informa
/
Commentary

Vista Problem? Fill Out This Form

So let's say you're running Windows Vista and you copy some files. You get an error message: ""Out of memory There is not enough memory to complete this operation." So this is exactly why Microsoft created Windows Update and a fix is coming, right? Well, no. There's a hotfix, but you have to ask for it. What's wrong with this picture?
So let's say you're running Windows Vista and you copy some files. You get an error message: ""Out of memory There is not enough memory to complete this operation." So this is exactly why Microsoft created Windows Update and a fix is coming, right? Well, no. There's a hotfix, but you have to ask for it. What's wrong with this picture?How serious is the problem? Apparently you have to copy 16,400 files to cause the error. That may not sound like something you do very often, but it's cumulative, not all-at-once - it's 16,400 files between reboots. If you're like me, you reboot your PC as seldom as possible. If you move large numbers of image files or music files or backups, 16,400 is not an unreachable number.

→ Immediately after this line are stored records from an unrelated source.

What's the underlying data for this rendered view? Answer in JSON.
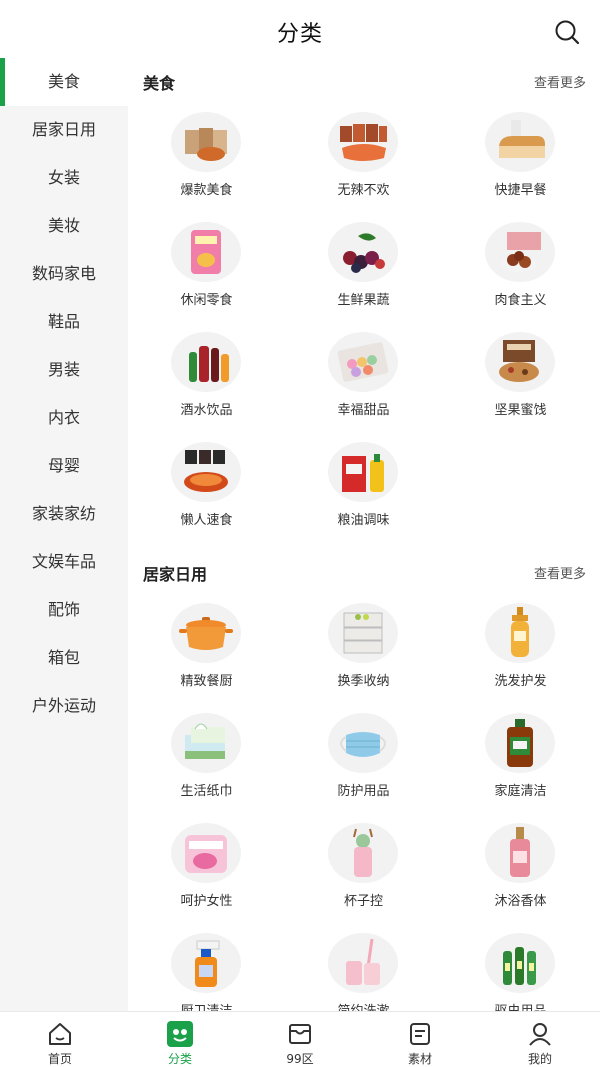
{
  "header": {
    "title": "分类",
    "search_icon": "search-icon"
  },
  "sidebar": {
    "active_index": 0,
    "accent_color": "#1aa14a",
    "items": [
      {
        "label": "美食"
      },
      {
        "label": "居家日用"
      },
      {
        "label": "女装"
      },
      {
        "label": "美妆"
      },
      {
        "label": "数码家电"
      },
      {
        "label": "鞋品"
      },
      {
        "label": "男装"
      },
      {
        "label": "内衣"
      },
      {
        "label": "母婴"
      },
      {
        "label": "家装家纺"
      },
      {
        "label": "文娱车品"
      },
      {
        "label": "配饰"
      },
      {
        "label": "箱包"
      },
      {
        "label": "户外运动"
      }
    ]
  },
  "sections": [
    {
      "title": "美食",
      "more": "查看更多",
      "items": [
        {
          "label": "爆款美食",
          "icon": "snack-box-icon"
        },
        {
          "label": "无辣不欢",
          "icon": "spicy-food-icon"
        },
        {
          "label": "快捷早餐",
          "icon": "bread-icon"
        },
        {
          "label": "休闲零食",
          "icon": "chips-bag-icon"
        },
        {
          "label": "生鲜果蔬",
          "icon": "berries-icon"
        },
        {
          "label": "肉食主义",
          "icon": "meat-icon"
        },
        {
          "label": "酒水饮品",
          "icon": "drinks-icon"
        },
        {
          "label": "幸福甜品",
          "icon": "macaron-icon"
        },
        {
          "label": "坚果蜜饯",
          "icon": "nuts-icon"
        },
        {
          "label": "懒人速食",
          "icon": "instant-noodle-icon"
        },
        {
          "label": "粮油调味",
          "icon": "rice-oil-icon"
        }
      ]
    },
    {
      "title": "居家日用",
      "more": "查看更多",
      "items": [
        {
          "label": "精致餐厨",
          "icon": "pot-icon"
        },
        {
          "label": "换季收纳",
          "icon": "storage-box-icon"
        },
        {
          "label": "洗发护发",
          "icon": "shampoo-icon"
        },
        {
          "label": "生活纸巾",
          "icon": "tissue-icon"
        },
        {
          "label": "防护用品",
          "icon": "mask-icon"
        },
        {
          "label": "家庭清洁",
          "icon": "disinfectant-icon"
        },
        {
          "label": "呵护女性",
          "icon": "sanitary-pad-icon"
        },
        {
          "label": "杯子控",
          "icon": "cup-icon"
        },
        {
          "label": "沐浴香体",
          "icon": "body-mist-icon"
        },
        {
          "label": "厨卫清洁",
          "icon": "spray-bottle-icon"
        },
        {
          "label": "简约洗漱",
          "icon": "toothbrush-cup-icon"
        },
        {
          "label": "驱虫用品",
          "icon": "bottles-icon"
        }
      ]
    }
  ],
  "tabbar": {
    "active_index": 1,
    "items": [
      {
        "label": "首页",
        "icon": "home-icon"
      },
      {
        "label": "分类",
        "icon": "category-icon"
      },
      {
        "label": "99区",
        "icon": "inbox-icon"
      },
      {
        "label": "素材",
        "icon": "document-icon"
      },
      {
        "label": "我的",
        "icon": "user-icon"
      }
    ]
  }
}
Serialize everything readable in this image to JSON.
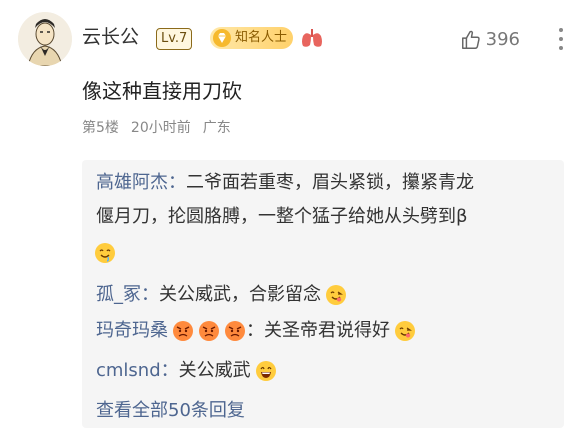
{
  "user": {
    "name": "云长公",
    "level": "Lv.7",
    "fame_badge": "知名人士"
  },
  "like_count": "396",
  "comment": {
    "text": "像这种直接用刀砍",
    "floor": "第5楼",
    "time": "20小时前",
    "location": "广东"
  },
  "replies": [
    {
      "name": "高雄阿杰：",
      "text_line1": "二爷面若重枣，眉头紧锁，攥紧青龙",
      "text_line2": "偃月刀，抡圆胳膊，一整个猛子给她从头劈到β",
      "emoji": "drool-emoji"
    },
    {
      "name": "孤_冢：",
      "text": "关公威武，合影留念",
      "emoji": "yum-emoji"
    },
    {
      "name": "玛奇玛桑",
      "text": "：关圣帝君说得好",
      "name_emojis": [
        "angry-emoji",
        "angry-emoji",
        "angry-emoji"
      ],
      "emoji": "yum-emoji"
    },
    {
      "name": "cmlsnd：",
      "text": "关公威武",
      "emoji": "grin-emoji"
    }
  ],
  "view_all": "查看全部50条回复",
  "colors": {
    "reply_name": "#4e6690",
    "reply_bg": "#f5f5f5",
    "meta": "#888888"
  }
}
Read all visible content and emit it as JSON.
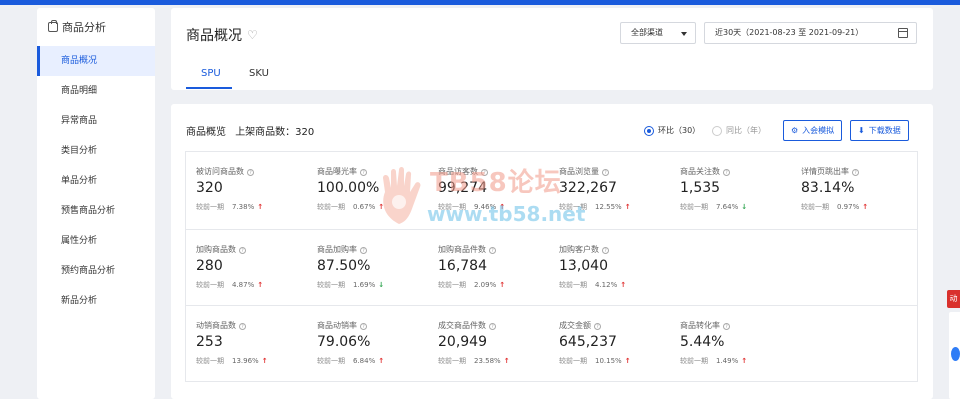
{
  "sidebar": {
    "title": "商品分析",
    "items": [
      {
        "label": "商品概况",
        "active": true
      },
      {
        "label": "商品明细"
      },
      {
        "label": "异常商品"
      },
      {
        "label": "类目分析"
      },
      {
        "label": "单品分析"
      },
      {
        "label": "预售商品分析"
      },
      {
        "label": "属性分析"
      },
      {
        "label": "预约商品分析"
      },
      {
        "label": "新品分析"
      }
    ]
  },
  "header": {
    "title": "商品概况",
    "channel": "全部渠道",
    "date_range": "近30天（2021-08-23 至 2021-09-21）",
    "tabs": [
      {
        "label": "SPU",
        "active": true
      },
      {
        "label": "SKU"
      }
    ]
  },
  "overview": {
    "title": "商品概览",
    "count_label": "上架商品数：320",
    "radio1": "环比（30）",
    "radio2": "同比（年）",
    "btn_add": "入会模拟",
    "btn_download": "下载数据",
    "compare_label": "较前一期",
    "metrics": [
      [
        {
          "label": "被访问商品数",
          "value": "320",
          "pct": "7.38%",
          "trend": "up"
        },
        {
          "label": "商品曝光率",
          "value": "100.00%",
          "pct": "0.67%",
          "trend": "up"
        },
        {
          "label": "商品访客数",
          "value": "99,274",
          "pct": "9.46%",
          "trend": "up"
        },
        {
          "label": "商品浏览量",
          "value": "322,267",
          "pct": "12.55%",
          "trend": "up"
        },
        {
          "label": "商品关注数",
          "value": "1,535",
          "pct": "7.64%",
          "trend": "down"
        },
        {
          "label": "详情页跳出率",
          "value": "83.14%",
          "pct": "0.97%",
          "trend": "up"
        }
      ],
      [
        {
          "label": "加购商品数",
          "value": "280",
          "pct": "4.87%",
          "trend": "up"
        },
        {
          "label": "商品加购率",
          "value": "87.50%",
          "pct": "1.69%",
          "trend": "down"
        },
        {
          "label": "加购商品件数",
          "value": "16,784",
          "pct": "2.09%",
          "trend": "up"
        },
        {
          "label": "加购客户数",
          "value": "13,040",
          "pct": "4.12%",
          "trend": "up"
        }
      ],
      [
        {
          "label": "动销商品数",
          "value": "253",
          "pct": "13.96%",
          "trend": "up"
        },
        {
          "label": "商品动销率",
          "value": "79.06%",
          "pct": "6.84%",
          "trend": "up"
        },
        {
          "label": "成交商品件数",
          "value": "20,949",
          "pct": "23.58%",
          "trend": "up"
        },
        {
          "label": "成交金额",
          "value": "645,237",
          "pct": "10.15%",
          "trend": "up"
        },
        {
          "label": "商品转化率",
          "value": "5.44%",
          "pct": "1.49%",
          "trend": "up"
        }
      ]
    ]
  },
  "float_tag": "动",
  "watermark": {
    "line1": "TB58论坛",
    "line2": "www.tb58.net"
  },
  "colors": {
    "accent": "#1a5bdc",
    "up": "#e03030",
    "down": "#2ea44f"
  }
}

The cause is apparently a memory leak in the Vista kernel, according to a story that has been reported by ZDNet and The Inquirer, among others.

A memory leak seems like something you'd want a fix for, and Microsoft would want to fix. This wouldn't be worth more than a couple of paragraphs in a news story, except that Microsoft has chosen to respond . . . oddly.

Given the company's penchant for throwing updates and fixes at us in Windows Update, you'd expect to see a fix listed in the next set of updates. But no, no automatic fix-and-forget. Apparently Microsoft has known about the problem for long enough to get a fix into Vista Service Pack 1, but didn't put a fix in there, either.

There is a fix. You just have to ask for it. There's an article in Microsoft's Help and Support Knowledge Base (go here) that describes the problem -- "This problem occurs because of a memory leak in the Windows OLE component. This memory leak is triggered by the way that Windows Explorer deals with the extended attributes of the files." The solution: "To resolve this problem, submit a request to Microsoft Online Customer Services to obtain the hotfix. To submit an online request to request the hotfix, go here." It's a generic request form that requires the Knowledge Base article number, which is not easy to spot, so I'll give it to you: 942435.

Or you could just start rebooting Vista every once in a while. Just in case. But wait, wasn't Vista supposed to fix that?